Indeed Blog | Where Are the Highest Paying Cyber Security Jobs? (July 28,2016). Retrieved May 14, 2018 from http://blog.indeed.com/2016/07/28/where-are-highest-paying-cyber-security-jobs/

Bureau of Labor Statistics | Computer and Information Systems Managers (n.d.). Retrieved May 14, 2018 from https://www.bls.gov/ooh/management/computer-and-information-systems-managers.htm

CSO Online | Research suggests cybersecurity skills shortage is getting worse (January 11, 2018). Retrieved May 14, 2018 from https://www.csoonline.com/article/3247708/security/research-suggests-cybersecurity-skills-shortage-is-getting-worse.html

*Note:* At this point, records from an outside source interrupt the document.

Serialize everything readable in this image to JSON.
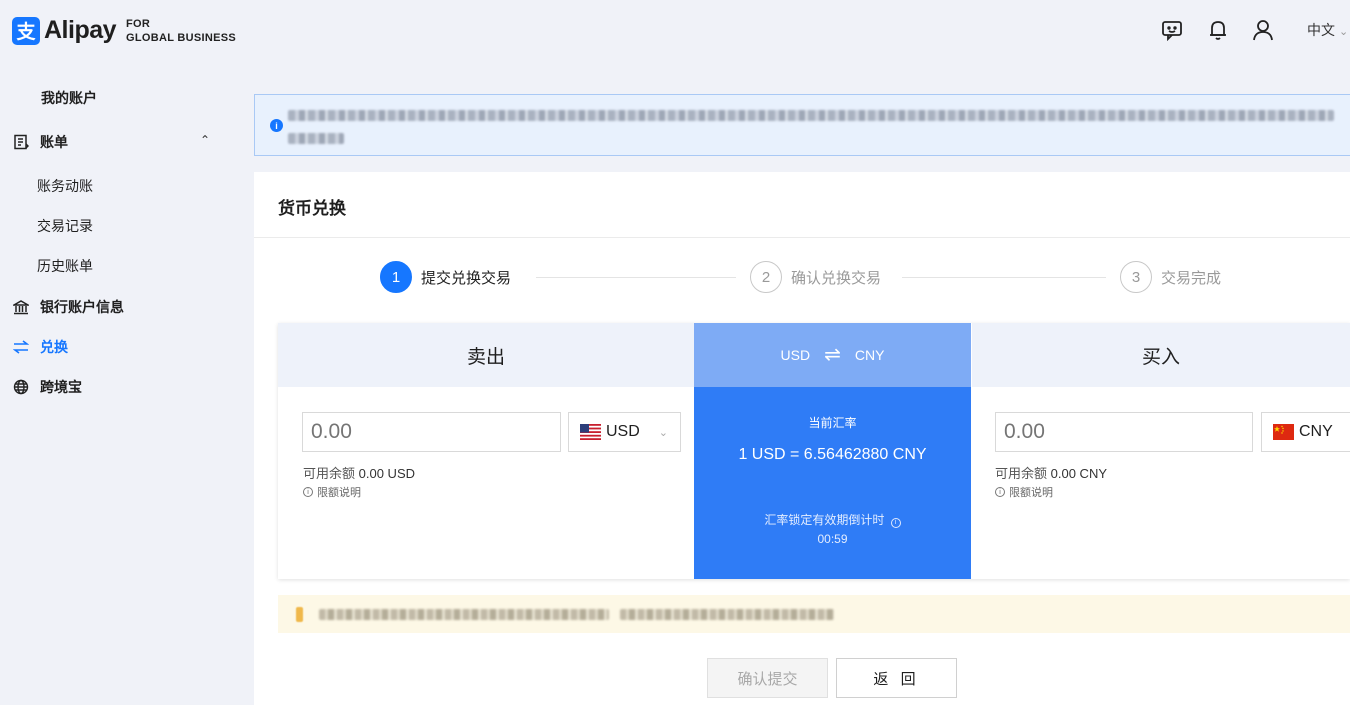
{
  "header": {
    "logo_text": "Alipay",
    "logo_sub_line1": "FOR",
    "logo_sub_line2": "GLOBAL BUSINESS",
    "language": "中文",
    "icons": [
      "feedback-icon",
      "bell-icon",
      "user-icon"
    ]
  },
  "sidebar": {
    "my_account": "我的账户",
    "bill": {
      "label": "账单",
      "icon": "bill-icon",
      "expanded": true
    },
    "bill_children": [
      "账务动账",
      "交易记录",
      "历史账单"
    ],
    "bank_info": {
      "label": "银行账户信息",
      "icon": "bank-icon"
    },
    "exchange": {
      "label": "兑换",
      "icon": "exchange-icon",
      "active": true
    },
    "cross_border": {
      "label": "跨境宝",
      "icon": "globe-icon"
    }
  },
  "card": {
    "title": "货币兑换"
  },
  "steps": [
    {
      "num": "1",
      "label": "提交兑换交易",
      "active": true
    },
    {
      "num": "2",
      "label": "确认兑换交易",
      "active": false
    },
    {
      "num": "3",
      "label": "交易完成",
      "active": false
    }
  ],
  "exchange": {
    "sell_title": "卖出",
    "buy_title": "买入",
    "pair_from": "USD",
    "pair_to": "CNY",
    "rate_label": "当前汇率",
    "rate_value": "1 USD = 6.56462880 CNY",
    "lock_label": "汇率锁定有效期倒计时",
    "countdown": "00:59",
    "sell": {
      "placeholder": "0.00",
      "currency": "USD",
      "balance_label": "可用余额",
      "balance_value": "0.00 USD",
      "limit_label": "限额说明"
    },
    "buy": {
      "placeholder": "0.00",
      "currency": "CNY",
      "balance_label": "可用余额",
      "balance_value": "0.00 CNY",
      "limit_label": "限额说明"
    }
  },
  "buttons": {
    "confirm": "确认提交",
    "back": "返 回"
  },
  "colors": {
    "primary": "#1677ff",
    "rate_panel": "#2f7cf6",
    "rate_header": "#7eabf5",
    "notice_bg": "#e8f1fd",
    "warning_bg": "#fdf8e6"
  }
}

U.S. Office of Personnel Management | OPM Launches New Cyber Careers Website (January 10, 2017). Retrieved May 14, 2018 from https://www.opm.gov/news/releases/2017/01/opm-launches-new-cyber-careers-website/

TechRepublic | Top 10 companies hiring cybersecurity professionals (January 26, 2017). Retrieved May 14, 2018 from https://www.techrepublic.com/article/top-10-companies-hiring-cybersecurity-professionals/

ComputerWeekly.com | Cyber security awareness top priority in financial sector (February 13, 2018). Retrieved May 14, 2018 from https://www.computerweekly.com/news/252434929/Cyber-security-awareness-top-priority-in-financial-sector

Vista College | How to Build a Career in the Cyber Security Industry (July 11, 2017). Retrieved May 14, 2018 from https://www.vistacollege.edu/blog/careers/it/how-to-build-a-career-in-the-cyber-security-industry/

University of San Diego | How to Land the Best Jobs in Cyber Security [Includes Salary Data] (n.d.). Retrieved May 14, 2018 from https://onlinedegrees.sandiego.edu/best-jobs-in-cyber-security/

Rasmussen College | 8 Signs You’re Wired for Working in a Cyber Security Career (October 23, 2017). Retrieved May 14, 2018 from http://www.rasmussen.edu/degrees/technology/blog/wired-for-working-cyber-security-career/

Lynda.com search | Leadership (n.d.). Retrieved May 23, 2018 from https://www.lynda.com/search?q=leadership

TED | How to be a great leader playlist (n.d.). Retrieved May 23, 2018 from https://www.ted.com/playlists/140/how_leaders_inspire

Kayla
Kayla Matthews

Kayla Matthews is a tech journalist and writer whose work has appeared on WIRED, Digital Trends, CloudTweaks and Security Magazine. To read more from Kayla, check out her blog ProductivityBytes.com.